 See, e.g., Bell v. Pension Comm. of ATH Holding Co., LLC, No. 1:15-cv-02062, 2019 WL 387214, at *8 (S.D. Ind. Jan. 30, 2019) (denying defendants’ motion for summary judgment where plaintiffs adduced evidence indicating that defendants failed to understand difference between types of fee arrangement and failed to regularly review reasonableness of fees); Marshall v. Northrop Grumman Corp., No. 16-cv-06794 AB, 2017 WL 2930839, at *11 (C.D. Cal. Jan. 30, 2017) (denying defendants’ motion to dismiss claim of excessive fees based on allegation that it was unreasonable to pay recordkeeping fees as a percentage of plan assets rather than as a fixed amount).
 See Ayres & Curtis, Beyond Diversification, supra note 1, at 1496–97.
 See Arielle O’Shea, What’s a Typical Mutual Fund Expense Ratio?, Nerd Wallet (Oct. 26, 2020), https://www.nerdwallet.com/blog/investing/typical-mutual-fund-expense-ratios/ (explaining that fees “vary widely, even among the same type of fund” and imploring investors to “[s]hop around”).
 See, e.g., Sweda v. Univ. of Penn., 923 F.3d 320, 331–34 (3d Cir. 2019), cert. denied, 140 S. Ct. 2565, 206 L. Ed. 2d 496 (2020) (reversing district court’s dismissal of claim of breach of fiduciary duty based on allegations that defendants included needlessly duplicative, costly, underperforming funds).
 See, e.g., Braden v. Wal-Mart Stores, Inc., 588 F.3d 585, 594–98 (8th Cir. 2009) (reversing district court’s grant of motion to dismiss claim that defendants breached their fiduciary duties where they offered only retail share classes, rather than institutional share classes).
 See, e.g., Pizarro v. Home Depot, Inc., No. 1:18-cv-01566, Dkt. 74 (N.D. Ga. Sept. 20, 2019) (denying defendants’ motion to dismiss claim of excessive fees based on robo-advisory service, where fees were not in line with market prices for robo-advisory services).
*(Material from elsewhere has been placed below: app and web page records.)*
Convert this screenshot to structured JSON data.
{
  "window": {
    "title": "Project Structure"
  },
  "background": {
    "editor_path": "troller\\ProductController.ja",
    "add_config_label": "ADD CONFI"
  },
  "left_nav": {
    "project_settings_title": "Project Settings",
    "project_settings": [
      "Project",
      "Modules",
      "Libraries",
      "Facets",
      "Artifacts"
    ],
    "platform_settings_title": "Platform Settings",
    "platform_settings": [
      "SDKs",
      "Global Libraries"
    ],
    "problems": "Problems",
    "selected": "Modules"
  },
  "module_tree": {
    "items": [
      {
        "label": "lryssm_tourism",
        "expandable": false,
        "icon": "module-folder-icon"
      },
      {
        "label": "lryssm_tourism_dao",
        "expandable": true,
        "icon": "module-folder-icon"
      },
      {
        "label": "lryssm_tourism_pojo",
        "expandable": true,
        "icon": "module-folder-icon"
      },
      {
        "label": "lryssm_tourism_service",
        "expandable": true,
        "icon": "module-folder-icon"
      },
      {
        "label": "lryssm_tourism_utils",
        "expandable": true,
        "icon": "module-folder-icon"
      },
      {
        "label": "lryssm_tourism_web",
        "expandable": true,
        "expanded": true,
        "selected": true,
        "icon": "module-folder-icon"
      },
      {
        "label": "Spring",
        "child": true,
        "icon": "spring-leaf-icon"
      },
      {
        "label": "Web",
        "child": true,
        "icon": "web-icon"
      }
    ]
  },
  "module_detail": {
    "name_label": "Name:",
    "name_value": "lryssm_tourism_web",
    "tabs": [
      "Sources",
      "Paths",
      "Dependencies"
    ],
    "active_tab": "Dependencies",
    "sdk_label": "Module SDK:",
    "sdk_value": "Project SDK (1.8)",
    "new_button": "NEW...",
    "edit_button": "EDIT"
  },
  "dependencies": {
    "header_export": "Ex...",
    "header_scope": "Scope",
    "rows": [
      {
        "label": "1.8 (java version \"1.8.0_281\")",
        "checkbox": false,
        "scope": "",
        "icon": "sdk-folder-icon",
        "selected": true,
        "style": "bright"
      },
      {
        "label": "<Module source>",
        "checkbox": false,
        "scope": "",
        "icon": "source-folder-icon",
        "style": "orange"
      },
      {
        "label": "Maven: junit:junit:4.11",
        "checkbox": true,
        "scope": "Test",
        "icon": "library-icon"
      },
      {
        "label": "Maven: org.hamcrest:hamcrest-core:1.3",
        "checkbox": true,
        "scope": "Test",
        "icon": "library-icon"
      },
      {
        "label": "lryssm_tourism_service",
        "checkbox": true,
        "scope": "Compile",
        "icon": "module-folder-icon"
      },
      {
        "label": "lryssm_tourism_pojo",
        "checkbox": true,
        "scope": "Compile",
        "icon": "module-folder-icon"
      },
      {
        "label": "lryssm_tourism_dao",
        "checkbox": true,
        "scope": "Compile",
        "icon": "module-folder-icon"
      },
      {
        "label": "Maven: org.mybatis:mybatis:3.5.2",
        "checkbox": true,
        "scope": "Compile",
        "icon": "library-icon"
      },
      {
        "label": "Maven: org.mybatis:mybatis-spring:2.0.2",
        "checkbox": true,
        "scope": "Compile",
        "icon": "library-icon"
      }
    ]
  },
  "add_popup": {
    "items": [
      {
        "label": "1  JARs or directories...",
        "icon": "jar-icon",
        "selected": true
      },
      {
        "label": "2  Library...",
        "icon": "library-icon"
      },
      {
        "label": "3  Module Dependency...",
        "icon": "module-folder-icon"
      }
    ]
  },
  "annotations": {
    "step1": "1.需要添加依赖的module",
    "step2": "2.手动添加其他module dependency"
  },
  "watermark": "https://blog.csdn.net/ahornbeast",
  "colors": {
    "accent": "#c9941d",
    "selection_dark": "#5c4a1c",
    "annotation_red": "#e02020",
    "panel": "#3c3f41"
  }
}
 Codified at 29 U.S.C. §§ 1001 et seq.
 See ERISA Section 404(a), codified at 29 U.S.C. § 1104(a).